-- Record extracts follows --
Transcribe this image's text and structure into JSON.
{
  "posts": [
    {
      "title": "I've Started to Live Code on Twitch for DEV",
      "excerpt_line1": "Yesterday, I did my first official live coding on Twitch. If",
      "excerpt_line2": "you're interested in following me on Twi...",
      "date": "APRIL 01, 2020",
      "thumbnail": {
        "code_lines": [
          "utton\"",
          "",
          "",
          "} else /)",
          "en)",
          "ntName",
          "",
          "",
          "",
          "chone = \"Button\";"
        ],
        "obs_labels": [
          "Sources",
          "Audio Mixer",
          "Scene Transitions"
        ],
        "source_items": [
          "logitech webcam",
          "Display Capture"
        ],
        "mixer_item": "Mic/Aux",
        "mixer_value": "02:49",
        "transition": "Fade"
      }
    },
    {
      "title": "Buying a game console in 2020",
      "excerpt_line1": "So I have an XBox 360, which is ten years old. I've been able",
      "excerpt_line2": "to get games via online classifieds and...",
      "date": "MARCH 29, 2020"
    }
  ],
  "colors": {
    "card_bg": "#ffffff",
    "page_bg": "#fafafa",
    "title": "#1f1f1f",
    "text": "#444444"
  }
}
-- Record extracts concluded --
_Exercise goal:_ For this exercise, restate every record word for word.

_Your solution:_
Transcribe this image's text and structure into JSON.
{
  "posts": [
    {
      "title": "I've Started to Live Code on Twitch for DEV",
      "excerpt_line1": "Yesterday, I did my first official live coding on Twitch. If",
      "excerpt_line2": "you're interested in following me on Twi...",
      "date": "APRIL 01, 2020",
      "thumbnail": {
        "code_lines": [
          "utton\"",
          "",
          "",
          "} else /)",
          "en)",
          "ntName",
          "",
          "",
          "",
          "chone = \"Button\";"
        ],
        "obs_labels": [
          "Sources",
          "Audio Mixer",
          "Scene Transitions"
        ],
        "source_items": [
          "logitech webcam",
          "Display Capture"
        ],
        "mixer_item": "Mic/Aux",
        "mixer_value": "02:49",
        "transition": "Fade"
      }
    },
    {
      "title": "Buying a game console in 2020",
      "excerpt_line1": "So I have an XBox 360, which is ten years old. I've been able",
      "excerpt_line2": "to get games via online classifieds and...",
      "date": "MARCH 29, 2020"
    }
  ],
  "colors": {
    "card_bg": "#ffffff",
    "page_bg": "#fafafa",
    "title": "#1f1f1f",
    "text": "#444444"
  }
}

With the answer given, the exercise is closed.